[Website and app data records]

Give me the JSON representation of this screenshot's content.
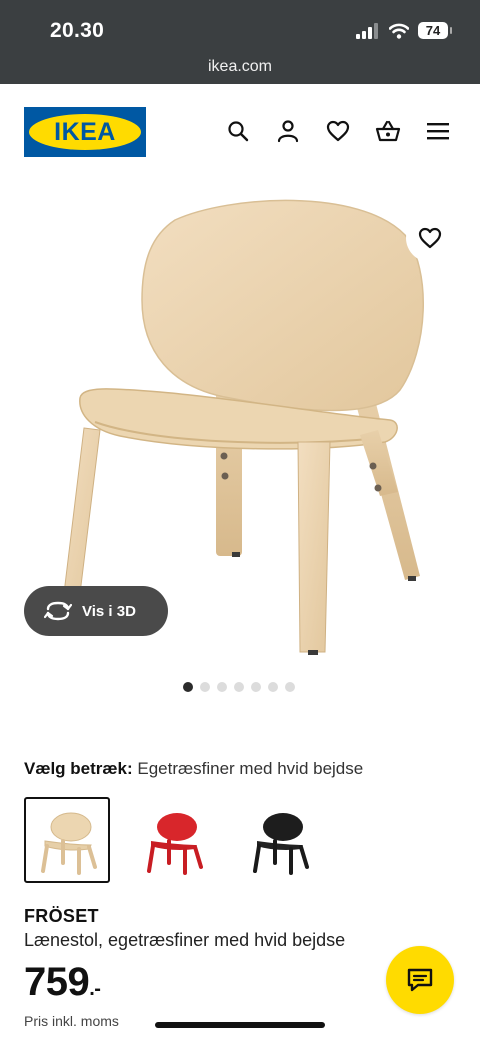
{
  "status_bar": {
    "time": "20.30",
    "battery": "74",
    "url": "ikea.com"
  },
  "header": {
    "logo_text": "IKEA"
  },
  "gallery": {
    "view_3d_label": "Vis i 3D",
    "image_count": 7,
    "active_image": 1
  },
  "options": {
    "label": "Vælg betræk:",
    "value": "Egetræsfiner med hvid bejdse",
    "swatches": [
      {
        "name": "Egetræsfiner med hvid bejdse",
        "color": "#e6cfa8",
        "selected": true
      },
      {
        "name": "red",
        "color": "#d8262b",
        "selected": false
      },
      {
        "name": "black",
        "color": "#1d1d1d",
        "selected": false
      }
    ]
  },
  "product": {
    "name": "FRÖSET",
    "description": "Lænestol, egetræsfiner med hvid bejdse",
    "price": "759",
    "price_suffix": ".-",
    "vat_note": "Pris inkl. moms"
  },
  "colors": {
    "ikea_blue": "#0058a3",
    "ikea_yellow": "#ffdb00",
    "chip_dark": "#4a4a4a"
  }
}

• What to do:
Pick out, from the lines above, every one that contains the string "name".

• Response area:
        "name": "Egetræsfiner med hvid bejdse",
        "name": "red",
        "name": "black",
    "name": "FRÖSET",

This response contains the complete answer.